- Mangialasche F et al. “High Plasma Levels of Vitamin E Forms and Reduced Alzheimer's disease Risk in Advanced Age." J Alzheimers Dis., 2010;20(4):1029-37.
- Mangialasche F et al. “Tocopherols and tocotrienols plasma levels are associated with cognitive impairment." Neurobiology of Aging, 2012;33:2282-2290.
- Mangialasche F et al. “Classification and prediction of clinical diagnosis of Alzheimer's disease based on MRI and plasma measures of α-/γ-tocotrienols and γ- tocopherol." Journal of Internal Medicine. 2013;273(6):602-21.
- Mangialasche F et al. “Serum levels of vitamin E forms and risk of cognitive impairment in a Finnish cohort of older adults." Exp Gerontol, 2013;48(12):1428-1435.
- Serbinova E et al. “Free radical recycling and intramembrane mobility in the antioxidant properties of alpha-tocopherol and alpha-tocotrienol." Free Radical Biology & Medicine. 1991;10:263-275.
- Gopalan Y et al. “Clinical Investigation of the Protective Effects of Palm Vitamin E Tocotrienols on Brain White Matter Lesion." Stroke. 2014;45(5):1422-8.
- Rink C et al. “Tocotrienol vitamin E protects against preclinical canine ischemic stroke by inducing arteriogenesis." Journal of Cerebral Blood Flow & Metabolism. 2011;31;2218-2230.
- CK Sen. “Alpha-tocotrienol: A Potent Neuroprotective Natural Vitamin E." Medical Tribune. 2006.
- Sen CK et al. “Molecular Basis of Vitamin E Action: Tocotrienol potently inhibits glutamate-induced pp60c-Src kinase and death of HT4 neuronal cells." The Journal of Biological Chemistry. 2000;275(17):13049-13055.
- Khanna S et al. “Molecular Basis of Vitamin E Action: Tocotrienol modulates 12-lipoxygenase, a key mediator of glutamate-induced neurodegeneration." The Journal of Biological Chemistry. 2003;278 (44):43508-43515.
- Khanna S et al. “Neuroprotective Properties of the Natural Vitamin E alpha-Tocotrienol." Stroke. 2005;36,e144-e152.
- Khanna S et al. “Nanomolar vitamin E alpha-tocotrienol inhibits glutamate-induced activation of phospholipase A2 and causes neuroprotection." Journal of Neurochemicstry. 2010;112:1248-1260.

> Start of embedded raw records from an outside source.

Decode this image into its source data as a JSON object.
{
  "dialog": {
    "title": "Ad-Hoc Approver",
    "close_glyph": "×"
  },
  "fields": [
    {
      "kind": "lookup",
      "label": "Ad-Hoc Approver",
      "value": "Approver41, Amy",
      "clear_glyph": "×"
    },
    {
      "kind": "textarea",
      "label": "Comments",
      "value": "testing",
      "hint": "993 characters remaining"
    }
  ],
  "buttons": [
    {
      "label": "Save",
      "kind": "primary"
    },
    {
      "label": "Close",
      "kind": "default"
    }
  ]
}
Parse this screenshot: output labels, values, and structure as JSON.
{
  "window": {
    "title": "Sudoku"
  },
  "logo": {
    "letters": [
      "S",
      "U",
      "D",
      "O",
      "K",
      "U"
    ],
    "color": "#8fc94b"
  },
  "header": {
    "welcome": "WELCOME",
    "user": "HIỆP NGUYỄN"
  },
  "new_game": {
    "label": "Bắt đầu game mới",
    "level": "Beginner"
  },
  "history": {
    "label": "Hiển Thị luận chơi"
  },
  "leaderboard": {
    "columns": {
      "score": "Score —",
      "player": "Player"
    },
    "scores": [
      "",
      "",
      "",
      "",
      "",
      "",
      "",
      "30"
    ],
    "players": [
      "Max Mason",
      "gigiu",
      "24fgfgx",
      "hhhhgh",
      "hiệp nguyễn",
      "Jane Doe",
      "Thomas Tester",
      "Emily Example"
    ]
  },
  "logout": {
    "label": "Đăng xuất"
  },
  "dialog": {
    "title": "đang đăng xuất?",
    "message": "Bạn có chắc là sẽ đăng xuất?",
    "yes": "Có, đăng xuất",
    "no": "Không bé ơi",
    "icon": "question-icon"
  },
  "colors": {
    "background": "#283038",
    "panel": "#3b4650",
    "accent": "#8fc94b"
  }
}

- Khanna S et.al. “Loss of miR-29b following acute ischemic stroke contributes to neural cell death and infarct size." Journal of Cerebral Blood Flow & Metabolism. 201e3;33:1197-1206.